Yes, absolutely. I think one of the great things about our modular approach is that it’s designed to evolve over time with the client. So, as a client’s goals change and they enter different life stages, the optional Extras Cover can be added, increased, decreased or removed to ensure they are adequately covered at all times.

Just how easy is it to update the cover?

MetLife Protect’s building block design means that it is very easy to update cover. Everything that we do has efficiency at its core. We’re trying to make it a very efficient process for the client and the adviser.

But what about balancing, adding and removing different cover types?

This is something that we’ve talked at length about with our advisers. The current traditional approach to insurance is very“one-size-fits-all”, whereby advisers only have two options to offer their clients – basic cover or overly comprehensive cover that often forces consumers to pay for features that they may not need. If a policy is becoming too expensive or if the client doesn’t need a particular feature, an adviser might have to cancel the policy or significantly reduce the sum insured to get the premium down to an affordable level. A potential risk of this is it may leave clients underinsured. With our modular approach, each optional Extras Cover is individually priced so your clients only pay for what they need, and this also makes it more affordable.

Are there also benefits for the relationship between advisers and MetLife because advisers will be feeding information back about what their clients’ needs are? 

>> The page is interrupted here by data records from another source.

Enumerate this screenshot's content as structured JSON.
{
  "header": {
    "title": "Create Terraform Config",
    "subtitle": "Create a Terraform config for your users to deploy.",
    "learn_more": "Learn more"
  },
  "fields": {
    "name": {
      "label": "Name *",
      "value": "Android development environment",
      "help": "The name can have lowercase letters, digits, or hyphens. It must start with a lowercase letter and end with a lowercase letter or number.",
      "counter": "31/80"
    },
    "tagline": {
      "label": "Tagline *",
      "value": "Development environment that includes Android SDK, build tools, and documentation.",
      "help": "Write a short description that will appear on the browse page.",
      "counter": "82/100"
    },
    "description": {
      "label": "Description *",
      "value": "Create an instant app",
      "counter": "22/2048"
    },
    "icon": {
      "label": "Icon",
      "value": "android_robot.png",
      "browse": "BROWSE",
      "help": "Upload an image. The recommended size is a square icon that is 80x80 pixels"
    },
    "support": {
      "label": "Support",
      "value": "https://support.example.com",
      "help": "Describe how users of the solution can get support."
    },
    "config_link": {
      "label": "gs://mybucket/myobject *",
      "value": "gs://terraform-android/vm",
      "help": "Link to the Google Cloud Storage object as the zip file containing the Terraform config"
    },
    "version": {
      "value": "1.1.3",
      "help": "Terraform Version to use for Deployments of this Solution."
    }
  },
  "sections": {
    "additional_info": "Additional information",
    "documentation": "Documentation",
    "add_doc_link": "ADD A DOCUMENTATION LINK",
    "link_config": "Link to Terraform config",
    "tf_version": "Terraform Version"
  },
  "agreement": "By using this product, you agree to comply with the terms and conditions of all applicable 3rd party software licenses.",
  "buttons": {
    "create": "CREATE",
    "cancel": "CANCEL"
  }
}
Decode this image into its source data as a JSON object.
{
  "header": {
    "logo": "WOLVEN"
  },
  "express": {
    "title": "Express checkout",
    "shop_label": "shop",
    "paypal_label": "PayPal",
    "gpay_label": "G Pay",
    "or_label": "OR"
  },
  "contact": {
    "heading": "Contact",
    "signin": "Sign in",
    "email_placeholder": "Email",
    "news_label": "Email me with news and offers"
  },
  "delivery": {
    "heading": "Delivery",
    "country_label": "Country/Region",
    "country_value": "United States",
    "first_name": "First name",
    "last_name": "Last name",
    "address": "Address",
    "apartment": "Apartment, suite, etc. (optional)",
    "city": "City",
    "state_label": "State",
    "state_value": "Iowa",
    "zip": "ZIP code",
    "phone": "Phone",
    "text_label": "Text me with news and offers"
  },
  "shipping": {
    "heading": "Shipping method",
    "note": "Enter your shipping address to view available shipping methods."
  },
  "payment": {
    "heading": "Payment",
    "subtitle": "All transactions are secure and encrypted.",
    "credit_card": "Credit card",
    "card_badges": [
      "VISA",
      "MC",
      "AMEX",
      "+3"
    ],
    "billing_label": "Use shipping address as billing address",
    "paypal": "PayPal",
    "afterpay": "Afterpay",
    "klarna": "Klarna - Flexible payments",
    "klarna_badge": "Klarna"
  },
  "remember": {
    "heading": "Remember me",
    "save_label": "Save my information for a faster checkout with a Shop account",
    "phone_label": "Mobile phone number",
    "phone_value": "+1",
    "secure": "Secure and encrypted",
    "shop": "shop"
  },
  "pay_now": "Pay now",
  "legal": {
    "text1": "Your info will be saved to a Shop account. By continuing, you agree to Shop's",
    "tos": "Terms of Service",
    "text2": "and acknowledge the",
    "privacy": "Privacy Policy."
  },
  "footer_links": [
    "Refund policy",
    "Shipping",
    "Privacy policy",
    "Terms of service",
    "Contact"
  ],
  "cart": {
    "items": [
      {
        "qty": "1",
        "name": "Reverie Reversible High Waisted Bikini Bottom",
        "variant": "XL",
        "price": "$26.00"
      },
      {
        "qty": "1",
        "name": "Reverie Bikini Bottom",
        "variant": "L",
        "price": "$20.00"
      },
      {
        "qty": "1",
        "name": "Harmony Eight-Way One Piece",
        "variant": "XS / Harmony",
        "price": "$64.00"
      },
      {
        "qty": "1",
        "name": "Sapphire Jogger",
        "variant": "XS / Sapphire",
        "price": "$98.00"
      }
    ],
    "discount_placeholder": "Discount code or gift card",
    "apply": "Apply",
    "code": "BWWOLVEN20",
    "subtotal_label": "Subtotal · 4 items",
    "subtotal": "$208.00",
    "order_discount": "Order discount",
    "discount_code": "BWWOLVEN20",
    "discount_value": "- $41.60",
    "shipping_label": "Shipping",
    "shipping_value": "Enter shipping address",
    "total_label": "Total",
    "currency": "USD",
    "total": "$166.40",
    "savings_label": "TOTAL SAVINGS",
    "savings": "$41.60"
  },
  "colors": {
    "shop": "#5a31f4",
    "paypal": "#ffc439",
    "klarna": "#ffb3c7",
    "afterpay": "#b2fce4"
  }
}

Absolutely. We are really committed to creating solutions which are relevant for both advisers and their clients. So, if we hear of an area that we could improve – whether it’s updating a current Extras Cover or creating a new Extras Cover, that’s definitely a path we’ll explore. We want advisers to feel empowered; that they are being listened to and that we are designing products that they want to use to build solutions for their clients.